Mandisa Williams is a rugby union hero in South Africa. From a young girl being introduced to rugby by her father at age 10, the 2016 South African Rugby Union’s Women’s player of has since been smashing records and stereotypes. Recently, she visited ChildFund Rugby’s partnership in Limpopo, South Africa, to inspire girls who want to follow her path. 

“I am looking forward to seeing them and their skills and I expect it to be a lot of fun. Rugby skills are not easy but we are also bridging the gap and building social cohesion. There are so many issues going on around the country, so we want to get the girls, and the boys, to be ready for this world,” said Mandisa a day before she travelled with Charlotte Caslick to the Nkowankowa Stadium in Greater Tzaneen, where they will be joining activities with ChildFund Rugby partner Coaches from Blue Bulls Rugby Union.

Charlotte and Mandisa were both fresh from Rugby World Cup Sevens 2022 in South Africa – which was the second Rugby World Cup with ChildFund Rugby as the Principal Charity. At the Sevens, Mandisa was a World Rugby Ambassador. 

For the former South African women’s sevens and fifteens rugby player and captain, and now a TV commentator, Reconnect South Africa is important for kids in Limpopo. “In terms of teaching life skills, we need to teach them rugby values, but life skills from a young age are important. They need to balance their development, if we develop the child’s mind then they can take on the world for any challenge they might face out there.”

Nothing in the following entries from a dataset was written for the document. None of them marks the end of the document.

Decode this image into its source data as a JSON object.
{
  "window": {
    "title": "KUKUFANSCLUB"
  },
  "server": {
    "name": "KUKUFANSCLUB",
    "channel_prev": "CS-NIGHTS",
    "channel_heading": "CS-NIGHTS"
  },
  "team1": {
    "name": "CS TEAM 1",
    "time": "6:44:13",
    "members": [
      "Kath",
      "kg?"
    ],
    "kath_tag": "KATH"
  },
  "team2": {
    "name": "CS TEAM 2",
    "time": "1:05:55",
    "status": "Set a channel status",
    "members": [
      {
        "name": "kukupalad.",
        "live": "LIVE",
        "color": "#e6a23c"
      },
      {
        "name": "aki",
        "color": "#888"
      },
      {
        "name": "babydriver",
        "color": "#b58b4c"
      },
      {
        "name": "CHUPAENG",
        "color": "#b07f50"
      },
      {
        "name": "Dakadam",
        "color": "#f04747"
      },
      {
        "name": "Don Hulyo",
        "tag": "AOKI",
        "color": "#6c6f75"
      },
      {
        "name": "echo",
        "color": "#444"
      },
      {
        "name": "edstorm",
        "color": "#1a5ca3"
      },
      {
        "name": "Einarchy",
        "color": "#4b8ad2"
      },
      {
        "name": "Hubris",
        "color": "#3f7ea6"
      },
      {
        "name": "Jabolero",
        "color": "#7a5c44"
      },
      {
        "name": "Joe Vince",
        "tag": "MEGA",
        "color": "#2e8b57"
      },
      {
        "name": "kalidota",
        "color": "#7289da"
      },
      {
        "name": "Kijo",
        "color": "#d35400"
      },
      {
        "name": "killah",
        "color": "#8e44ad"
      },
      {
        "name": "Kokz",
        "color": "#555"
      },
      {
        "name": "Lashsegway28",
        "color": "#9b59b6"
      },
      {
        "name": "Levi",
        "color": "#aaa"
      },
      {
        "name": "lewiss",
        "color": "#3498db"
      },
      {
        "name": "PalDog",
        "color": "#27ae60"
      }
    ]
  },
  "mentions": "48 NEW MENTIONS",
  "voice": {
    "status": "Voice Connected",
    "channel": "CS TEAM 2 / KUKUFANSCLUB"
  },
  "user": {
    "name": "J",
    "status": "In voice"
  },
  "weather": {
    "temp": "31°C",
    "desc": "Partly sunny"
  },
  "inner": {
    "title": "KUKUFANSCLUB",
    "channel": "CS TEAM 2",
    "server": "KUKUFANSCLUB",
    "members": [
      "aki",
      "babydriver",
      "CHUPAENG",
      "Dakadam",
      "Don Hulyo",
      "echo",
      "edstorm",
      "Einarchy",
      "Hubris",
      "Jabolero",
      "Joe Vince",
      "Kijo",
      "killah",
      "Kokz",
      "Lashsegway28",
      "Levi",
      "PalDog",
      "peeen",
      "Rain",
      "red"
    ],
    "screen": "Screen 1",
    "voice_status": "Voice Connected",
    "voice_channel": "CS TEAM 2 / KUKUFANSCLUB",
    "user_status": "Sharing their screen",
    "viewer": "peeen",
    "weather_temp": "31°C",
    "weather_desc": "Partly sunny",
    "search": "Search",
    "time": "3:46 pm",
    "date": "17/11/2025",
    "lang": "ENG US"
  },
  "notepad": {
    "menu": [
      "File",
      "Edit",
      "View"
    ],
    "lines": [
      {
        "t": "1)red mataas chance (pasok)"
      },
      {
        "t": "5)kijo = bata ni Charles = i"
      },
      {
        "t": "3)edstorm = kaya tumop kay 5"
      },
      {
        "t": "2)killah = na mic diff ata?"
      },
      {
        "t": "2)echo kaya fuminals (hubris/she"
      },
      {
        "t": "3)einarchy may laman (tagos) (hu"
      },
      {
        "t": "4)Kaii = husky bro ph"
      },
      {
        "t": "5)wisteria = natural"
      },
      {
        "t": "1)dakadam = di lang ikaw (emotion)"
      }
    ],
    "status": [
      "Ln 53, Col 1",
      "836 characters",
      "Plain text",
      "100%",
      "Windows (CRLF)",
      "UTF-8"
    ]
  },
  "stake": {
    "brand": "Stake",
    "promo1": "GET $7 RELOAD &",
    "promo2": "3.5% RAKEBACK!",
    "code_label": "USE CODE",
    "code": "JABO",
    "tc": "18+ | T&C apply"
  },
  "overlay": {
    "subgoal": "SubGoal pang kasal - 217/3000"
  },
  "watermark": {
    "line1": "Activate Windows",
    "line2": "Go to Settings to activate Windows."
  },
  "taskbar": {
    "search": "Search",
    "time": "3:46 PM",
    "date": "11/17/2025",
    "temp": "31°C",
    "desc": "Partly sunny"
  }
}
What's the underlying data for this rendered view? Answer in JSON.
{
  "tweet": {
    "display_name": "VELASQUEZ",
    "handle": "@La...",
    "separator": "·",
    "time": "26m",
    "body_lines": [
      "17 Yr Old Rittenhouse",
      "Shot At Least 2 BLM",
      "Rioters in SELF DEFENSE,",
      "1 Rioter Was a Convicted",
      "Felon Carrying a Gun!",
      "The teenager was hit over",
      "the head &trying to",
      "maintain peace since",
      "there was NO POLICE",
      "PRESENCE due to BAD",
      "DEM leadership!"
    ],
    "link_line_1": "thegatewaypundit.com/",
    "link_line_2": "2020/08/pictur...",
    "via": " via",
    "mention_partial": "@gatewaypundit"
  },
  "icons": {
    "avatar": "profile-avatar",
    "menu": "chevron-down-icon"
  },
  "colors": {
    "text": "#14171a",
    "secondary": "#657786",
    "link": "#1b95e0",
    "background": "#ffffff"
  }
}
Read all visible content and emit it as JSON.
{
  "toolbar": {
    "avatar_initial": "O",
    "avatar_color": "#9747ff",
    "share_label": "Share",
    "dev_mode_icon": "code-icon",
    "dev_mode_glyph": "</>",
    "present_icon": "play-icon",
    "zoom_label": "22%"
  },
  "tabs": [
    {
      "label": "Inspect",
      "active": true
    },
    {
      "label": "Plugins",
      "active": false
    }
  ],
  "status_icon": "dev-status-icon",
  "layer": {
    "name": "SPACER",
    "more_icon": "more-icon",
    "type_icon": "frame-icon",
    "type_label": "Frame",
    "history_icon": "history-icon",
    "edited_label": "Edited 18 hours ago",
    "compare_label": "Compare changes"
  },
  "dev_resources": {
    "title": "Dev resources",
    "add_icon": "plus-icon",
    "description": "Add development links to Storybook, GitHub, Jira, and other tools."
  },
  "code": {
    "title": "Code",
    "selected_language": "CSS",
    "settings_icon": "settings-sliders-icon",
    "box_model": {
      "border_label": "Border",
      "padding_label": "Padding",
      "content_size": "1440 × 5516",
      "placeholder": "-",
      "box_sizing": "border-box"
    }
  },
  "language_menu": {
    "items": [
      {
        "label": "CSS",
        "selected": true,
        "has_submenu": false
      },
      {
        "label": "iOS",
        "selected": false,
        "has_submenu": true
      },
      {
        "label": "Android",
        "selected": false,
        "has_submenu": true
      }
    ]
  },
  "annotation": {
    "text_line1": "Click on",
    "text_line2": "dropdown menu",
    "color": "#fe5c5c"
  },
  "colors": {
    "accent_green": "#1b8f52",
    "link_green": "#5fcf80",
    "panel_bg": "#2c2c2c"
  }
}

After helping the new coaches run sessions with kids who had never played rugby, and then seeing the excitement of the eight teams arrive and prepare for the afternoon’s tournament, Mandisa was reminded of her own struggles.

“It’s been difficult. When we started with women’s rugby in South Africa there were so many challenges – we started club rugby and now South Africa has put in a lot of work with youth training centres and forming partnerships for important initiatives like these with ChildFund Rugby.”

Her own introduction to rugby in South Africa is legendary as she joined a rugby club her father founded, and by the age of 16 she was invited to local provincial club Border Bulldogs. Later, she was selected for the team to play in the women’s Currie Cup – the country’s premier domestic (and longest running) rugby tournament, before earning the famous green national colours as a Springbok. 

“This is an amazing day for development, especially for a country like South Africa which just started focusing on women’s rugby 20 years ago. I’m part of that as I was developed 15 years ago,” Mandisa said. “I am looking forward to the expansion of ChildFund Rugby’s partnerships. Women’s and girl’s rugby – we need to grab it with two hands. It’s a starting point here in South Africa and for the African region as well. I can’t wait to work with ChildFund Rugby more in the future.” 

Mandisa is also a women’s rugby coach who is about to join the Blue Bulls Rugby Union as a forwards coach for South Africa’s first professional women’s franchise in the United Rugby Championship.